Go through the data below and return each line containing the word "speed".

Data extract.
────────
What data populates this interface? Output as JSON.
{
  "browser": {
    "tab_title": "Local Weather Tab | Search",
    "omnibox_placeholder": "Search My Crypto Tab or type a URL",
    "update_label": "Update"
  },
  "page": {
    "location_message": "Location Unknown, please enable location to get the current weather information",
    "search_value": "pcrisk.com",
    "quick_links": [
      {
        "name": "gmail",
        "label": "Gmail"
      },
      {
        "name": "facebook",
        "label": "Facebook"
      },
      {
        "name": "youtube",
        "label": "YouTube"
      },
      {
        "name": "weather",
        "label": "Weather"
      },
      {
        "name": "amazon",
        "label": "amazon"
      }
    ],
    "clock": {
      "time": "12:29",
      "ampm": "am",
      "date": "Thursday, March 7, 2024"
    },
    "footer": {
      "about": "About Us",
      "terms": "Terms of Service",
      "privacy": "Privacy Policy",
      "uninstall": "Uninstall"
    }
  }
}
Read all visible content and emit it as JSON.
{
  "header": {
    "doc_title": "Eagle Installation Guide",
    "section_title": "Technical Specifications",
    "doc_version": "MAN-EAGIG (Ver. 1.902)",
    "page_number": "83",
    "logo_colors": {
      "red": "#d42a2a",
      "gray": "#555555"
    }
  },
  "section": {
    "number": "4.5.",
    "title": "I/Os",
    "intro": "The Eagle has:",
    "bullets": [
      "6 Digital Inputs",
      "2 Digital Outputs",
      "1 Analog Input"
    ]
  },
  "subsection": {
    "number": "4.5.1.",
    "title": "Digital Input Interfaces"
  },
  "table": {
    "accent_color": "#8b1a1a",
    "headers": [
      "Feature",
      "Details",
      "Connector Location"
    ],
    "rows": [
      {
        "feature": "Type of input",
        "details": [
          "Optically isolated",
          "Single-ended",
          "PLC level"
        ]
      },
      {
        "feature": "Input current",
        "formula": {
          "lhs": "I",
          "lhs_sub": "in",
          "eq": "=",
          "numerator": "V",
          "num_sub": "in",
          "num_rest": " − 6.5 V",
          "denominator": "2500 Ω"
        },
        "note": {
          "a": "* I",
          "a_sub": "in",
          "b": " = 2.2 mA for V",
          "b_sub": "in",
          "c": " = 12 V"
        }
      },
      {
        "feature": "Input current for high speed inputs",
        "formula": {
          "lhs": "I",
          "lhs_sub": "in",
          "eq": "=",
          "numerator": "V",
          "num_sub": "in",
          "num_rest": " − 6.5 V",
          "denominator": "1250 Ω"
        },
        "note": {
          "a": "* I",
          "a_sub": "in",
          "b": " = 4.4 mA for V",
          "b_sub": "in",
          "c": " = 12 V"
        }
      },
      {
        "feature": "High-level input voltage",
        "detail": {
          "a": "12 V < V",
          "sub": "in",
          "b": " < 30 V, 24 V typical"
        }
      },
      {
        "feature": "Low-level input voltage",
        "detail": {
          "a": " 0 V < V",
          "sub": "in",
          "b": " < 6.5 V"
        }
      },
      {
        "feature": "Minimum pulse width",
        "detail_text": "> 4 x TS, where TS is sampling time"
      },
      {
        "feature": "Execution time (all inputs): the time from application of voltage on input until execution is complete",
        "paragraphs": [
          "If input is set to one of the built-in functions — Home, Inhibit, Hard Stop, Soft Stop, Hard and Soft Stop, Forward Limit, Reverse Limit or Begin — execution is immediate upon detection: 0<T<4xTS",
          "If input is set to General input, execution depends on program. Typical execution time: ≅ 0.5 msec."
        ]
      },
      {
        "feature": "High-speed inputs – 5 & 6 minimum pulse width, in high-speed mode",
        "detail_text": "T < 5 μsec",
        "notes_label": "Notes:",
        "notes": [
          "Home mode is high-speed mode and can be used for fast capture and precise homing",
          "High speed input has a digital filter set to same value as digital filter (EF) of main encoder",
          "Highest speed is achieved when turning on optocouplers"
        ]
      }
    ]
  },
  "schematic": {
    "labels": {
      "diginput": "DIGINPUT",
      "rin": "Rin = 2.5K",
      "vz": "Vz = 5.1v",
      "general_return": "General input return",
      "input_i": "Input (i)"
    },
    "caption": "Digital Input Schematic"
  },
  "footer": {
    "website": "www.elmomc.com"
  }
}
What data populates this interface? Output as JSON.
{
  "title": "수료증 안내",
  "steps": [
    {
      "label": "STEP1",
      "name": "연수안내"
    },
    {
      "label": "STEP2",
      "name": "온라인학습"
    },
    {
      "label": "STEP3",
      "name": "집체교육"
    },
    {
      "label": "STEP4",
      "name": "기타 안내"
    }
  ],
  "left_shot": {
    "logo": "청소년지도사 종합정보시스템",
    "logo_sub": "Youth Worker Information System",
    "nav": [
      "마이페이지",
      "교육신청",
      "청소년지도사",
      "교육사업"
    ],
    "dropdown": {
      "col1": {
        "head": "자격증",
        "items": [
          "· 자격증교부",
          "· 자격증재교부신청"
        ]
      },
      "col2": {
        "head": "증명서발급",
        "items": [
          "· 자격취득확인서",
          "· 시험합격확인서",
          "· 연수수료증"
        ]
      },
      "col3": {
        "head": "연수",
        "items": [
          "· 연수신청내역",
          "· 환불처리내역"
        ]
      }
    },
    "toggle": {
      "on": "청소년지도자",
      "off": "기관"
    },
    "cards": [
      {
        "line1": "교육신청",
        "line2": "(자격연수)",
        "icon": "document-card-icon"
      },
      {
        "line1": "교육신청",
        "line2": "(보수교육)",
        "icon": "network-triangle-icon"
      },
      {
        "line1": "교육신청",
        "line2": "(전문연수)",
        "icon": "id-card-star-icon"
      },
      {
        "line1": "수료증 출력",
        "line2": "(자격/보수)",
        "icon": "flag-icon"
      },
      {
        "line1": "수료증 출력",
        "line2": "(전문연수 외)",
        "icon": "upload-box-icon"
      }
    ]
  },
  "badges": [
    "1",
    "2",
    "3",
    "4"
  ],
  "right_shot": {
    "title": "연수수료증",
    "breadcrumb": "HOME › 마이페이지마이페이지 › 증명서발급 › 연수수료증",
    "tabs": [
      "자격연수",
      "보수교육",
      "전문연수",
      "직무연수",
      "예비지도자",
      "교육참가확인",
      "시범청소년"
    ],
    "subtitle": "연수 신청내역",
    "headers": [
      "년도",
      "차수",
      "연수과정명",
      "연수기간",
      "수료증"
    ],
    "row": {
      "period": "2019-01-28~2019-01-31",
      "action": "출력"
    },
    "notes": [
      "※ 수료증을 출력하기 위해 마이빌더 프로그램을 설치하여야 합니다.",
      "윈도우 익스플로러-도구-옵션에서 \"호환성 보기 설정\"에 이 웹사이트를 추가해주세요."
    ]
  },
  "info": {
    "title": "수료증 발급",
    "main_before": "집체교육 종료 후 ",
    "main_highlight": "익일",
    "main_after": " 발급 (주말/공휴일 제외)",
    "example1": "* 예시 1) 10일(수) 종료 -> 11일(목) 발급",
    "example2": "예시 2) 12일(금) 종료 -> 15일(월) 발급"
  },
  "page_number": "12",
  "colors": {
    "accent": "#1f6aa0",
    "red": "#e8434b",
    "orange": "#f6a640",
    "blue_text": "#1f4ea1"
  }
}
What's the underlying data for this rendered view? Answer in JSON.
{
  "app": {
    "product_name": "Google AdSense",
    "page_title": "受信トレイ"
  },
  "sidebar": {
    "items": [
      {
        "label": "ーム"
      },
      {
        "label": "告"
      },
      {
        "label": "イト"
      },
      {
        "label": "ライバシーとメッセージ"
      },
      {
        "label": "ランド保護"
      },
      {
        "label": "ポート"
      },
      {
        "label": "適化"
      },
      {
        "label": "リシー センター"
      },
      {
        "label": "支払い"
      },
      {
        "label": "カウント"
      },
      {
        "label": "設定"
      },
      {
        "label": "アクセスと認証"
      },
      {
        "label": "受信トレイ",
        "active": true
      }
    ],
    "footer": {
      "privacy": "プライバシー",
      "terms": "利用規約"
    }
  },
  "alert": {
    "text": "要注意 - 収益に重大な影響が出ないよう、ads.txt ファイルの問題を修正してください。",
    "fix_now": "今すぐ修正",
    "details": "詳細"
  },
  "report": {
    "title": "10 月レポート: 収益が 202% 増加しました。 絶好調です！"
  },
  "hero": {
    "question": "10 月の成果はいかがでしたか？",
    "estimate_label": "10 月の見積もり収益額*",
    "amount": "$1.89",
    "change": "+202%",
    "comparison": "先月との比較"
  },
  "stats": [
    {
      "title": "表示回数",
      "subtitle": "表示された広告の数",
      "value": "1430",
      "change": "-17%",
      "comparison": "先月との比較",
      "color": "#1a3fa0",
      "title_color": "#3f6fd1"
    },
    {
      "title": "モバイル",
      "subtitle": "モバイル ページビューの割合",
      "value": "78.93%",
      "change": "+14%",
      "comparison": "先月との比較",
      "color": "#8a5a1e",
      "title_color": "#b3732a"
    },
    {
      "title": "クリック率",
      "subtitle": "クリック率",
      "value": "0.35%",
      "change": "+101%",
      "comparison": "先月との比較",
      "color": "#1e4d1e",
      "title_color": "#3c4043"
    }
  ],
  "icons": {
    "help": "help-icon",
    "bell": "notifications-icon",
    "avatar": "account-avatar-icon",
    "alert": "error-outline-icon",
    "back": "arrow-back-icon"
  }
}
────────
Output of the task.
        "feature": "Input current for high speed inputs",
        "feature": "High-speed inputs – 5 & 6 minimum pulse width, in high-speed mode",
          "Home mode is high-speed mode and can be used for fast capture and precise homing",
          "High speed input has a digital filter set to same value as digital filter (EF) of main encoder",
          "Highest speed is achieved when turning on optocouplers"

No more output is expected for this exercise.